Our Investment in EmSense

We are happy to announce that we’ve added another exciting company to our portfolio. EmSense, based in San Francisco, has created the first scalable physiological and brainwave measurement technology platform, which provides accurate and objective moment-by-moment analysis of how a large audience responds emotionally and cognitively to media messaging.

EmSense marks Foundry Group’s third investment in our Human-Computer Interaction (HCI) theme (joining Smith & Tinker and Oblong), as well as our second investment in a company whose technical founders, including CTO Hans Lee, hail from the MIT Media Lab, a place chock-full of big-brained wizards who can do magical things with technology. In our previous blog posts about HCI we’ve alluded to the idea that computers might one day react to our thoughts. In fact, that has been possible in the lab for years, and the technology that enables this is now leaving the labs and is being deployed in the real world.

EmSense’s technology is based on rigorous EEG neuroscience applied to thousands of participants and uses an elegant headset that enables non-invasive tracking of brainwaves and other biometric information including temperature, motion, eye movement, pulse and breathing data. The portability and scalability of the EmSense headsets facilitates multiple-response testing of an audience’s reaction to a media experience anywhere in the world.

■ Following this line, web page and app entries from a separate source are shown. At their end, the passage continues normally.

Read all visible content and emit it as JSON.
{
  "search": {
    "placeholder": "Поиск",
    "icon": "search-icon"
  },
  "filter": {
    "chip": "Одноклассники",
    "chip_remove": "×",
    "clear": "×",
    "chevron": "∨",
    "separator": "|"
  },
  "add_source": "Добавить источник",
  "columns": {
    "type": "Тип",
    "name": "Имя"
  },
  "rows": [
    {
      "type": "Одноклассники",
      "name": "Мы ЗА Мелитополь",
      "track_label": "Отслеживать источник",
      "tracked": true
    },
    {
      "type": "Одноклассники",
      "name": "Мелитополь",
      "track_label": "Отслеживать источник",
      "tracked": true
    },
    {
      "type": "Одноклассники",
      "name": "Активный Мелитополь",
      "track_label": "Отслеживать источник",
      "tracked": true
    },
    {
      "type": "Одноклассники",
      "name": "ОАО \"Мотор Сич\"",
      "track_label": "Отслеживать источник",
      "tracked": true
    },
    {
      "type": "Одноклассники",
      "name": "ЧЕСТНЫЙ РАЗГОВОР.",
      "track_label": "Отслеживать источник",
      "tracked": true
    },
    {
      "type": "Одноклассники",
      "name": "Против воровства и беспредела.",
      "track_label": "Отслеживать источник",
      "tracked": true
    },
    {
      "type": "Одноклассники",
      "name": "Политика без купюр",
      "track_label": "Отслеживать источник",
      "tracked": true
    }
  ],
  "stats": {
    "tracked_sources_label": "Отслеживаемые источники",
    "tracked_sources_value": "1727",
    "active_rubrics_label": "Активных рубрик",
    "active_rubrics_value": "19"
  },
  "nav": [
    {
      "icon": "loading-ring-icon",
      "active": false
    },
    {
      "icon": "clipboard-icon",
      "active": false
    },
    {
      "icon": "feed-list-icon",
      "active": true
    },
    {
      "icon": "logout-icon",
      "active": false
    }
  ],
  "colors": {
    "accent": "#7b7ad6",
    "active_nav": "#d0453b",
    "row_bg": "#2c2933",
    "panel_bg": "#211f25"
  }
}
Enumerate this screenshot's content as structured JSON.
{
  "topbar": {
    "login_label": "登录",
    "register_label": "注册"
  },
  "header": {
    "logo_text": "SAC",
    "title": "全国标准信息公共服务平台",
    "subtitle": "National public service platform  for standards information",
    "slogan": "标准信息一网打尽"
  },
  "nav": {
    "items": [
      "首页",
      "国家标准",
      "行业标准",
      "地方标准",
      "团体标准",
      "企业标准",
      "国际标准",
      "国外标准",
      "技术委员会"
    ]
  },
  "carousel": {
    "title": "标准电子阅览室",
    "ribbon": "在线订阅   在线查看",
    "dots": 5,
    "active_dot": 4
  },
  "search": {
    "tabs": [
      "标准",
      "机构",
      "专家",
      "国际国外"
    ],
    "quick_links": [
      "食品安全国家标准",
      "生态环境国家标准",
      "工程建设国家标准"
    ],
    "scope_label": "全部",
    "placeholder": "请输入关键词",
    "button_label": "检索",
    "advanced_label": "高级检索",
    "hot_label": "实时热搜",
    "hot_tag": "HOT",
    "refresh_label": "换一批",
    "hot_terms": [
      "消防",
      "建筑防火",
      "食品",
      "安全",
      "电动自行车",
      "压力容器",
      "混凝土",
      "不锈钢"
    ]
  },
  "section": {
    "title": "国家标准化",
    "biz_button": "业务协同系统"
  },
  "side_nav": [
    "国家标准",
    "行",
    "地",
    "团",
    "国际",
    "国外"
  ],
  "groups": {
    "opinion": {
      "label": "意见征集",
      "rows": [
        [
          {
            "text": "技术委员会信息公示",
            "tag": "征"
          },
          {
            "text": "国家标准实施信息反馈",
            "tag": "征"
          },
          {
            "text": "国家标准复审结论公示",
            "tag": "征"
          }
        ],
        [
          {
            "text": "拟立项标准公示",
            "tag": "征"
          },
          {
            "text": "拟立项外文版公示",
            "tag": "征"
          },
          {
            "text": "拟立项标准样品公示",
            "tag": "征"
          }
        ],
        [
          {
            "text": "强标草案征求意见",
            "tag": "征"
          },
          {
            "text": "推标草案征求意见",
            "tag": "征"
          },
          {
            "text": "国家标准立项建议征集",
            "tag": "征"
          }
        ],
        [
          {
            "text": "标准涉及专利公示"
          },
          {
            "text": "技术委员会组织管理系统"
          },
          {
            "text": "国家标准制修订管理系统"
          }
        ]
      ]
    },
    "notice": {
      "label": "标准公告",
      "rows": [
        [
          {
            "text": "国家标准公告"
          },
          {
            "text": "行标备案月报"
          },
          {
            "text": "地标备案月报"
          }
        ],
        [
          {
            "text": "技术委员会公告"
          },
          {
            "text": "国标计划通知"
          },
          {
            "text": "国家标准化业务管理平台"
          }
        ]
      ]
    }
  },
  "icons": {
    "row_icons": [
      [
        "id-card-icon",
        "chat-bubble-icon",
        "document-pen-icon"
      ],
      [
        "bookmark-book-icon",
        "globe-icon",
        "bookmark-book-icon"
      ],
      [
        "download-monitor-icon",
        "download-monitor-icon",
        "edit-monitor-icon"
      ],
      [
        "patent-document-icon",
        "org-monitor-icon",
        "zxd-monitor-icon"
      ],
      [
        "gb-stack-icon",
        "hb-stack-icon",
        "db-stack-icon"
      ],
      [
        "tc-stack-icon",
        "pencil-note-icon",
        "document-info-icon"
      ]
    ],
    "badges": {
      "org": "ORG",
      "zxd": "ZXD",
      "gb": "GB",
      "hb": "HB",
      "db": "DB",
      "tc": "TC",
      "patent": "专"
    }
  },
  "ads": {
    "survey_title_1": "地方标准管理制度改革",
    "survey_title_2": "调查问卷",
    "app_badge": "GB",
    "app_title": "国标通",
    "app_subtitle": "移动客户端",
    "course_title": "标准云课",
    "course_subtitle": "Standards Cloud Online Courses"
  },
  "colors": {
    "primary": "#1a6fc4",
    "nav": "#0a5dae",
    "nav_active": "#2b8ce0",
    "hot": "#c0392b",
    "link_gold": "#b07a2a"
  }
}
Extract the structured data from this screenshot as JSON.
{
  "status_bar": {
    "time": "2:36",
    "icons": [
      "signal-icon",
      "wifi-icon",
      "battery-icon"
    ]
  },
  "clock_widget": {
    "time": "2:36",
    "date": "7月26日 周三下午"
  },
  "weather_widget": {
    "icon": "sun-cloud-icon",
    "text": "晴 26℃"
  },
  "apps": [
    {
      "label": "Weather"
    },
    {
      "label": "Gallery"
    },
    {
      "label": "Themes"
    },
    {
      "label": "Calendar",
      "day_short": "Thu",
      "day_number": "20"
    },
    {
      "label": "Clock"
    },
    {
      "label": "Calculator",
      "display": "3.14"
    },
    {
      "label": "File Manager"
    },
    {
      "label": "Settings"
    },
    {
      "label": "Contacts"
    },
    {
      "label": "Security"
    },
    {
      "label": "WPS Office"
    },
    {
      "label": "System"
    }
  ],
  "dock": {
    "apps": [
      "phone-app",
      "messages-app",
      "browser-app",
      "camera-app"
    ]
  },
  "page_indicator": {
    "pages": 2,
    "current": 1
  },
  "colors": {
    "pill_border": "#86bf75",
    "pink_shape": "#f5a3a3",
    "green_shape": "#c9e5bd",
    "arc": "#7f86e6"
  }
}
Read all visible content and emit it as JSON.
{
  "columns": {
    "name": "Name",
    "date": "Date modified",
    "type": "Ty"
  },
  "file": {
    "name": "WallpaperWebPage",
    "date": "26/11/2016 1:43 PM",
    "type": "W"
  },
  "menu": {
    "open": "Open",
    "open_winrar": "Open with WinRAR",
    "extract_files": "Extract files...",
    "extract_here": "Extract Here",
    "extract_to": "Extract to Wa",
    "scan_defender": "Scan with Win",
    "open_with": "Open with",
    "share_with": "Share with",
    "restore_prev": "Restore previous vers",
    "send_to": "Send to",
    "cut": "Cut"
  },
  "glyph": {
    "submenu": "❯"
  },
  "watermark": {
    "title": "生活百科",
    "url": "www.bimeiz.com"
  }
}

Now that you’ve made it to the fourth paragraph of this post, you might still be asking, OK, but what does EmSense actually do? In the wide world of media, which for EmSense includes everything from advertising to video games to politics, marketers, brand managers and political candidates all want hard data on how an audience will respond to their product, be it a TV commercial or a first-person shooter.

The focus group, user-testing and surveys have traditionally been the means to gather these data, but such methods typically rely on the audience explicitly answering questions about their reaction to the media they’ve just experienced. Certainly, much of this information is useful and actionable, but, it isn’t always reliable, for all the reasons that humans aren’t always reliable witnesses, nor does it track these reactions in a way that can be directly correlated to a distinct moment during a media experience. EmSense’s technology, which correlates brainwave data and other biometric data, enables a reliable and (most importantly) a quantitative way to measure an audience’s cognitive and emotional engagement throughout an experience. We’re big believers in the market potential of technologies that make the formerly unmeasureable measurable, and therefore bring the power of analytics to decision-making processes that previously relied more on gut than brains, more on art than science.

One of things that attracted us to EmSense was the fact that they already have customers across the media spectrum, including advertising, consumer products, politics and gaming. In fact, Coca-Cola engaged EmSense to help them decide which two TV ads they should run in the Super Bowl. Not only did EmSense help them winnow down the list of candidate ads, the data from the finalist ads was used to make final edit decisions in the spots that ultimately aired.

In addition to EmSense’s technology credentials stemming from their MIT Media Lab DNA and their enviable early customer list, the company’s executive team really stands out – CEO Keith Winter’s background includes executive level roles at Exponential, Electronic Arts and Disney Interactive, Chief Analytics Officer Elissa Moses formerly ran Global Consumer Strategy at Philips, Chief Science Officer Michael Lee spent a decade at HP Labs, and board member and angel investor Tim Koogle is well known for his role as Yahoo’s first CEO.

We are excited to join the EmSense team at this stage in their development as a company. With their initial customer success well demonstrated in multiple markets, they are poised to further accelerate their growth, and we are delighted to be backing them and assisting them in the next phase of their journey.

3 Comments
  • Kathrine Graham

    What is the cost of the sensor? I cannot find any product specific information on their website.

    • http://www.ryanmcintyre.com Ryan

      Katherine, please contact the company for product information. They do not sell the sensor standalone, rather it is used as the data acquisition part of a service offering to customers, who receive detailed reports with moment-by-moment analysis of viewer/participant engagement in the media being tested.

  • Makanikai

    Awesome. Know all of the team as good guys(/girls) and am glad you got partnered up. Excited to see them continue taking off. This stuff is the future.